Type of work
Bull’s eye! All work types that I found to be used were a pretty good indicator that there was an underlying service, which was neither too small nor too big. Sample work types would be:
- Technical feature
- Customer feature
- Support request
- Sales quotation
- Case study
- Blog article
- SEO analysis
With this not-so-profound observation at hand, I’ve concluded that the work type and the underlying service have a one-to-one relation. I.e. each service is responsible for producing one type of work.
This means that we have the following types of Kanban services: a “feature development service”, “bug fixing service”, a “blog writing service”, a “support handling service”, and so on.
It’s one of those things that seem so obvious once you’ve figured it out but it took me a while. Actually, the fact that the explanation is so simple is a huge success, as that was the original goal of my mini-quest – to figure out how to identify services easily.
Satisfied with the discovery of the century, I thought my task was done. However, it’s never that simple. There were two questions that were still occupying my mind:
These two questions led to the extension of my “service discovery framework”. I had to add two guiding policies that help us along the way.
The first guiding policy is “Take the customer view” and the second one is “Minimize handoffs”. I presume there may be others but I’ve not yet found the practical need to add them.
Take the customer view
This policy means that when we define the types of work and the corresponding measures, we need to come from the perspective of our customer. A good type would be something that the customer is willing to pay for.
To put that into perspective, you better measure how much time the car spends in the service, instead of focusing on each individual part that’s being replaced. Of course, it’s a good idea to have metrics for the individual sub-services but what we should care the most is the whole.
With that said, we should be striving to define our internal services to match and support the customer-facing services as much as possible. Taking the customer view first is a measure that won’t let us define services and work types that are too fragmented.
This policy can be looked at as another aspect of the customer view described above. The core idea is that you organize your services for the convenience of the customer, not just for efficiency. On top of better customer satisfaction, eliminating the handoffs is likely to save you time and resources too.
The first example that comes to mind is visiting the bank to submit payment. First, you need to work with the clerk at his/her desk, then you need to go to the cashier and actually do the payment. In this example, the work types are “form submission” and “payment” but I wish there was just one “money transfer” that combines the former two.
The process experts at the bank probably know this and have made a conscious decision to decouple the form submission from the payment step but as a customer, I only see an unnecessary handoff, which wastes my time and probably time for the workers at the bank.
Exploring the service orientation agenda of Kanban leads to the conclusion that there are similarities between an IT network and a network of connected Kanban systems.
To identify a service on your existing Kanban board, look for the work types represented by the Kanban cards.
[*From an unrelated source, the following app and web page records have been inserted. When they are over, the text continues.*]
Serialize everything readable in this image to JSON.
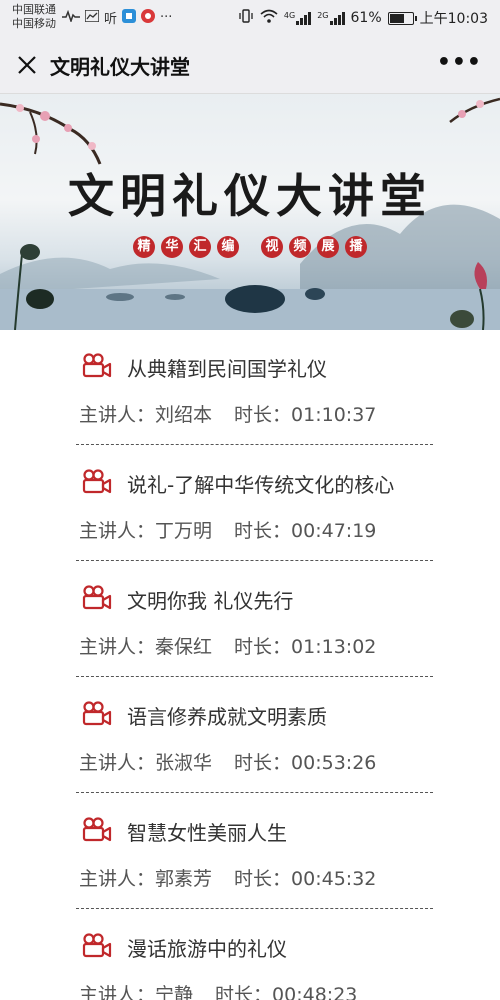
{
  "status": {
    "carrier1": "中国联通",
    "carrier2": "中国移动",
    "left_extra": "听",
    "battery_percent": "61%",
    "time": "上午10:03",
    "signal1_tag": "4G",
    "signal2_tag": "2G"
  },
  "nav": {
    "title": "文明礼仪大讲堂",
    "more": "•••"
  },
  "banner": {
    "title": "文明礼仪大讲堂",
    "tags_left": [
      "精",
      "华",
      "汇",
      "编"
    ],
    "tags_right": [
      "视",
      "频",
      "展",
      "播"
    ]
  },
  "list": {
    "speaker_label": "主讲人：",
    "duration_label": "时长：",
    "items": [
      {
        "title": "从典籍到民间国学礼仪",
        "speaker": "刘绍本",
        "duration": "01:10:37"
      },
      {
        "title": "说礼-了解中华传统文化的核心",
        "speaker": "丁万明",
        "duration": "00:47:19"
      },
      {
        "title": "文明你我 礼仪先行",
        "speaker": "秦保红",
        "duration": "01:13:02"
      },
      {
        "title": "语言修养成就文明素质",
        "speaker": "张淑华",
        "duration": "00:53:26"
      },
      {
        "title": "智慧女性美丽人生",
        "speaker": "郭素芳",
        "duration": "00:45:32"
      },
      {
        "title": "漫话旅游中的礼仪",
        "speaker": "宁静",
        "duration": "00:48:23"
      }
    ]
  },
  "colors": {
    "accent_red": "#c0282b",
    "bar_bg": "#efeff2"
  }
}
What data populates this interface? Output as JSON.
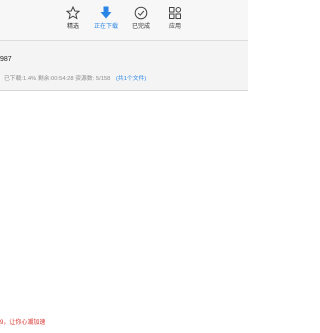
{
  "tabs": [
    {
      "label": "精选",
      "icon": "star-icon"
    },
    {
      "label": "正在下载",
      "icon": "download-arrow-icon"
    },
    {
      "label": "已完成",
      "icon": "check-circle-icon"
    },
    {
      "label": "应用",
      "icon": "apps-grid-icon"
    }
  ],
  "active_tab": "正在下载",
  "accent_color": "#2a86e6",
  "download": {
    "name": "987",
    "downloaded": "已下载:1.4%",
    "remaining": "剩余:00:54:28",
    "sources": "资源数: 5/158",
    "files": "(共1个文件)"
  },
  "tip": "9，让你心潮加速"
}
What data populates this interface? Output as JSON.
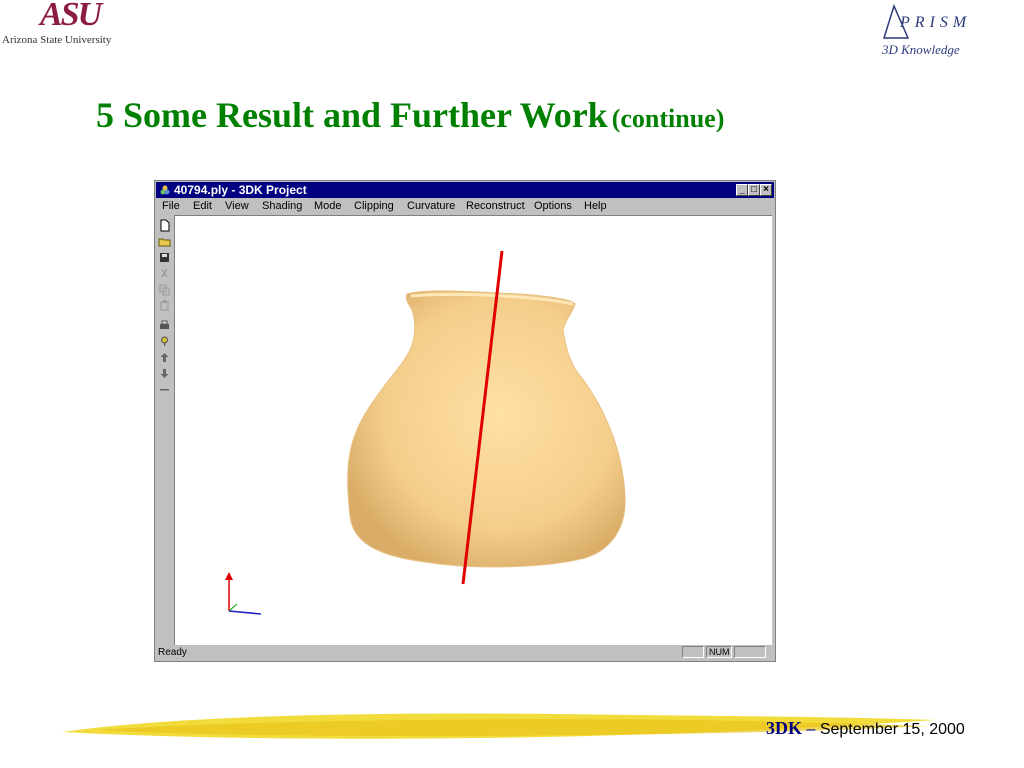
{
  "header": {
    "asu_mark": "ASU",
    "asu_name": "Arizona State University",
    "prism_word": "PRISM",
    "prism_sub": "3D Knowledge"
  },
  "slide": {
    "title_main": "5 Some Result and Further Work",
    "title_sub": "(continue)"
  },
  "window": {
    "title": "40794.ply - 3DK Project",
    "menu": [
      "File",
      "Edit",
      "View",
      "Shading",
      "Mode",
      "Clipping",
      "Curvature",
      "Reconstruct",
      "Options",
      "Help"
    ],
    "toolbar_icons": [
      "new-file-icon",
      "open-folder-icon",
      "save-icon",
      "cut-icon",
      "copy-icon",
      "paste-icon",
      "print-icon",
      "help-icon",
      "arrow-up-icon",
      "arrow-down-icon",
      "separator-icon"
    ],
    "status": "Ready",
    "num_indicator": "NUM",
    "colors": {
      "titlebar": "#000080",
      "chrome": "#c0c0c0",
      "vase": "#f3cf8e",
      "axis_line": "#e00000"
    }
  },
  "footer": {
    "brand": "3DK",
    "dash": "–",
    "date": "September 15, 2000"
  }
}
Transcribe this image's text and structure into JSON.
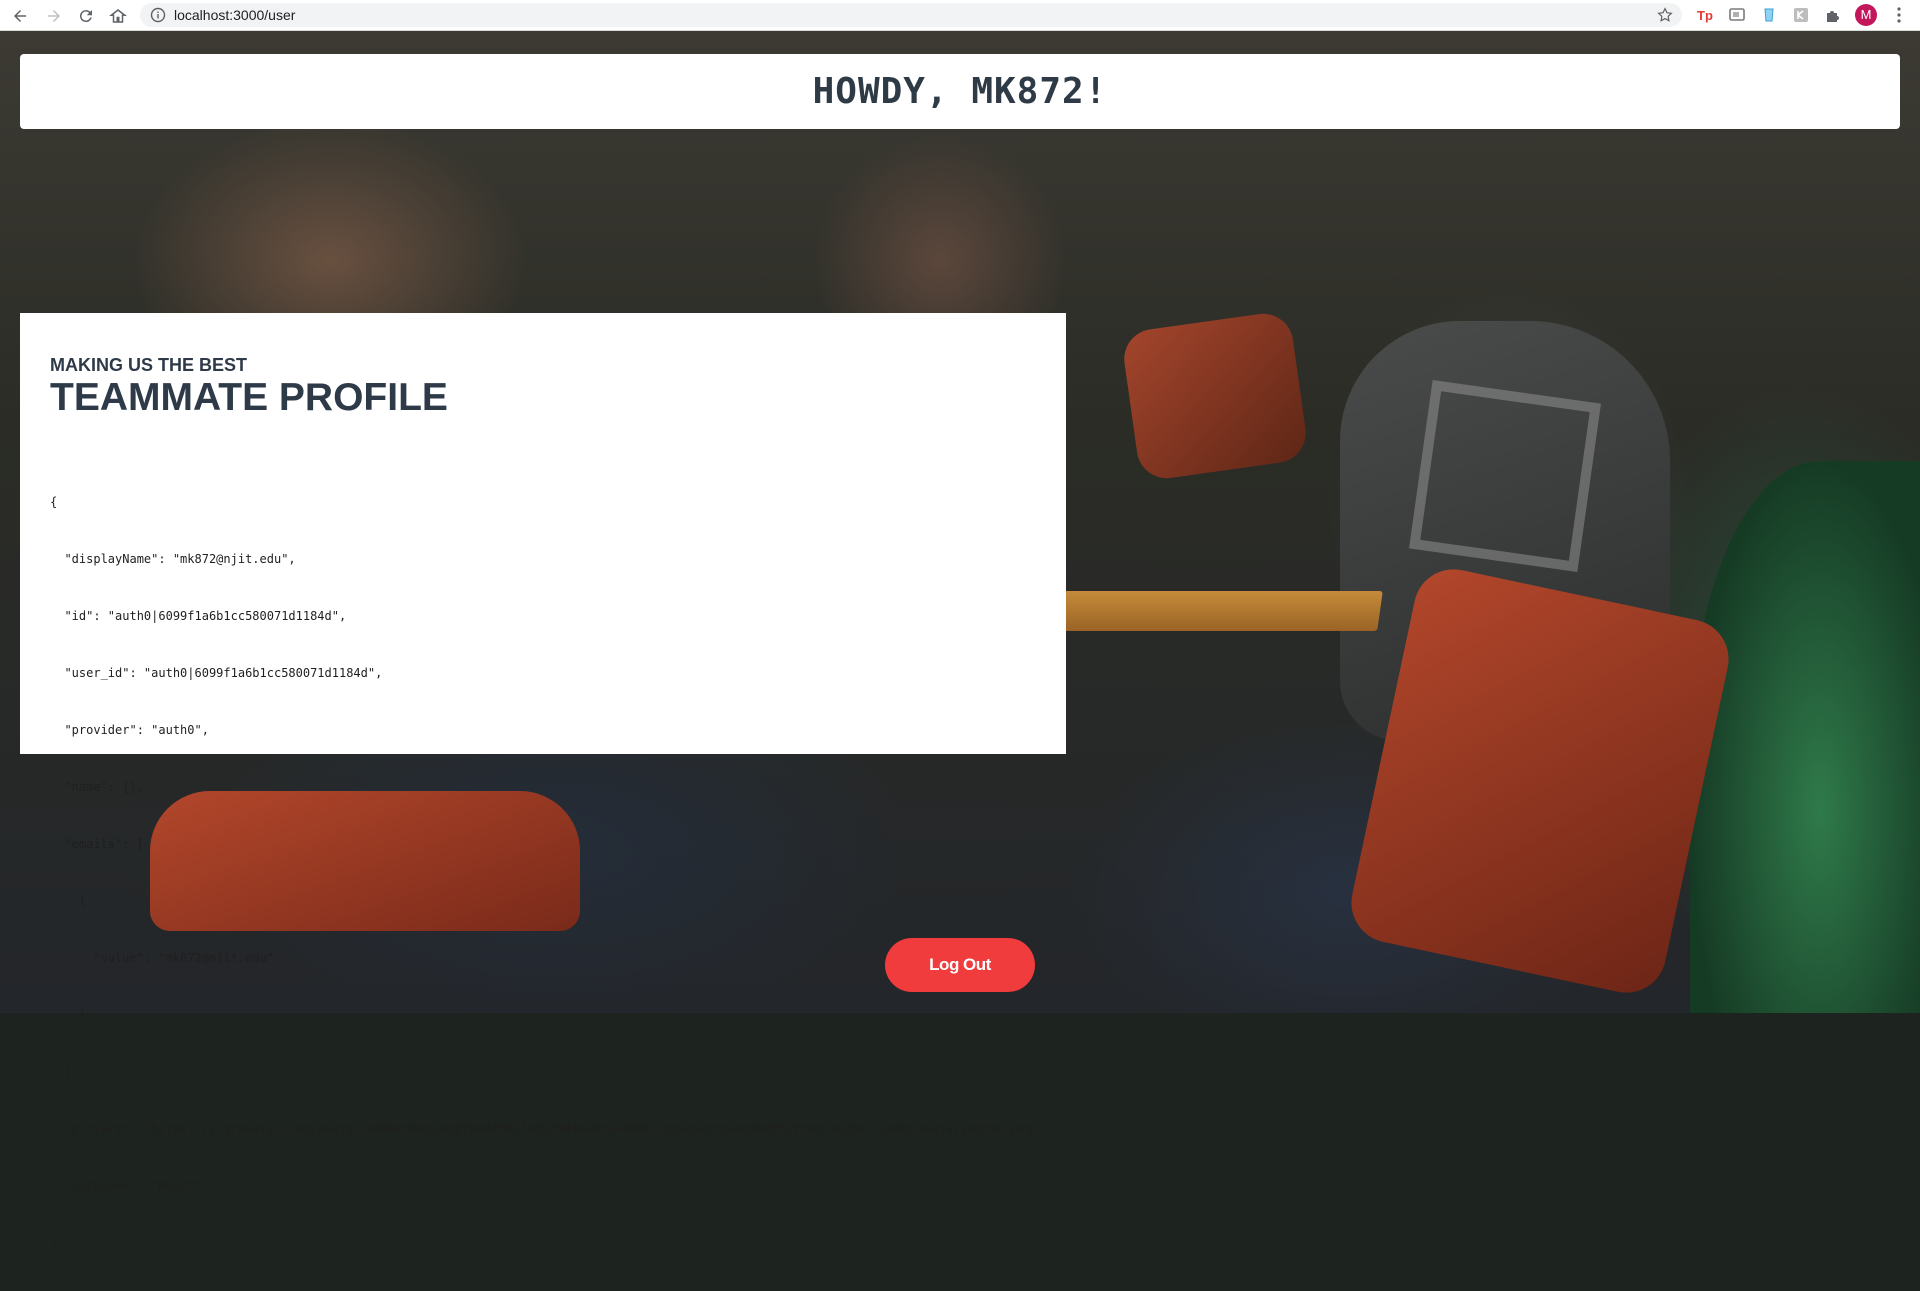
{
  "browser": {
    "url": "localhost:3000/user",
    "profile_initial": "M",
    "extensions": [
      "tp-extension-icon",
      "cast-icon",
      "cup-extension-icon",
      "grey-extension-icon",
      "puzzle-icon"
    ]
  },
  "header": {
    "greeting": "HOWDY, MK872!"
  },
  "profile": {
    "eyebrow": "MAKING US THE BEST",
    "title": "TEAMMATE PROFILE",
    "json_lines": [
      "{",
      "  \"displayName\": \"mk872@njit.edu\",",
      "  \"id\": \"auth0|6099f1a6b1cc580071d1184d\",",
      "  \"user_id\": \"auth0|6099f1a6b1cc580071d1184d\",",
      "  \"provider\": \"auth0\",",
      "  \"name\": {},",
      "  \"emails\": [",
      "    {",
      "      \"value\": \"mk872@njit.edu\"",
      "    }",
      "  ],",
      "  \"picture\": \"https://s.gravatar.com/avatar/688dc98e23d28fbeddf85fed373d4be8?s=480&r=pg&d=https%3A%2F%2Fcdn.auth0.com%2Favatars%2Fmk.png\",",
      "  \"nickname\": \"mk872\"",
      "}"
    ]
  },
  "actions": {
    "logout_label": "Log Out",
    "logout_color": "#f03c3c"
  }
}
Most likely, there’s an existing service in the background, which is worth measuring and continuously improving.
When defining or improving the service architecture, always take the customer’s view first and try to eliminate as many of the handoffs as possible.